ETIOLOGY OF ACUTE EXACERBATION OF CHRONIC BRONCHITIS
The infectious and noninfectious causes of AECB have been historically difficult to quantify because of difficulty in isolating organisms, in differentiating between pathogens and colonized organisms, and in defining patients with AECB in clinical trials, to name a few reasons. A review by Sethi of the relevant literature led him to conclude that 80% of AECB cases are infectious in nature, and noninfectious causes such as environmental factors or triggers and medication nonadherence comprise the remainder.12

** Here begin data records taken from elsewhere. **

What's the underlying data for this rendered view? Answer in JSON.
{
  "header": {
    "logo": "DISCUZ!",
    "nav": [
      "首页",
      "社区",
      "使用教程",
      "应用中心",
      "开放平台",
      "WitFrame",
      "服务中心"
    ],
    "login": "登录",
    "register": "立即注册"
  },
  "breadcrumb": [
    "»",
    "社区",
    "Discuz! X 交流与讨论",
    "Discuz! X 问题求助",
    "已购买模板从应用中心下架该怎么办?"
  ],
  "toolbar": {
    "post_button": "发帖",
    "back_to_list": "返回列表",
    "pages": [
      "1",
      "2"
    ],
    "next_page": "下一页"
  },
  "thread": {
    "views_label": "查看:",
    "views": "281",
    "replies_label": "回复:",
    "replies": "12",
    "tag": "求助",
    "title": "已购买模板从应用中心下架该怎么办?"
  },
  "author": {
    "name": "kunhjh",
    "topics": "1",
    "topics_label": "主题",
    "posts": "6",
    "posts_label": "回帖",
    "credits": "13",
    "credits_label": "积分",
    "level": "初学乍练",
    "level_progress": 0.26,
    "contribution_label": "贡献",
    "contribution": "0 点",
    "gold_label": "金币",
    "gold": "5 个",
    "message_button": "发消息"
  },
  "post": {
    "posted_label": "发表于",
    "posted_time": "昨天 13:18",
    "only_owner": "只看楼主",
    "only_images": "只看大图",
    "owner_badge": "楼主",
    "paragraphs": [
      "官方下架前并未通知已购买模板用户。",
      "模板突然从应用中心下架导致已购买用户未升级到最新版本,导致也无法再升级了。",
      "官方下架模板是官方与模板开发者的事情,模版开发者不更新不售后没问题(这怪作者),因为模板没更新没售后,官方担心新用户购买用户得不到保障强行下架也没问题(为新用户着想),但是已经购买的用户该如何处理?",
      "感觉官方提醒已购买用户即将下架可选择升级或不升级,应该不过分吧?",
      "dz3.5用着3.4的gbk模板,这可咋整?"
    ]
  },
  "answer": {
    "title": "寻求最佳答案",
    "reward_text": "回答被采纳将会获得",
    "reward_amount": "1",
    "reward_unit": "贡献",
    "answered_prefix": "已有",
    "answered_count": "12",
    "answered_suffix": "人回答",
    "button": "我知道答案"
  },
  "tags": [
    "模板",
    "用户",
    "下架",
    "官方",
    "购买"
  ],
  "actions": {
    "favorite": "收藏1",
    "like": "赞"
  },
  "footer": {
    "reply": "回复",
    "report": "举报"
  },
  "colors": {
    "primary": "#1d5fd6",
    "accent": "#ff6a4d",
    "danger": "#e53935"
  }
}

In cases of AECB due to infection, 3 classes of pathogens have been found: aerobic gram-positive and gram-negative bacteria, respiratory viruses, and atypical bacteria (Figure 3).12 Although the review by Sethi was not intended to rigorously quantify the incidence of specific pathogens, he observed that aerobic bacteria were found in half of patients with AECB and viruses in one third. The predominant aerobic bacteria are Streptococcus pneumoniae, Haemophilus influenzae, and Moraxella catarrhalis.12 Pseudomonas aeruginosa and other gram-negative bacilli also are seen and appear to be more common in patients who have a severe acute exacerbation with an FEV1 of 35% or less of the predicted value.24 Infection due to multiple pathogens occurs in a small percentage of all patients with AECB and is more common in patients with a severe exacerbation.12
Viral infection is commonly associated with AECB. In 1 study, 64% of exacerbations were associated with a cold that occurred within the previous 18 days.3 This study showed that patients with a cold experienced increased dyspnea, had a higher total symptom count at presentation, and had a median symptom recovery period of 13 days. The pattern of viral pathogens is variable. One study found that a rhinovirus was identified in 58% of exacerbations, and a respiratory syncytial virus, coronavirus, or influenza A virus was found in 29%, 11%, and 9%, respectively.12 A review of 3 longitudinal studies, on the other hand, showed that influenza was the viral pathogen most frequently observed and was found in one third of patients, while parainfluenza was isolated in one quarter of patients.12 Nonetheless, these findings support the importance of preventing colds (primarily by hand washing and avoiding exposure to those with a cold) and other viral infections, and stress the value of yearly influenza immunization.
Fewer than 10% of acute exacerbations are due to an atypical bacterium. The most common atypical bacterium is Chlamydia pneumoniae, whereas Mycoplasma pneumoniae and Legionella pneumophila are seen less frequently.12
PATTERNS OF ANTIBACTERIAL RESISTANCE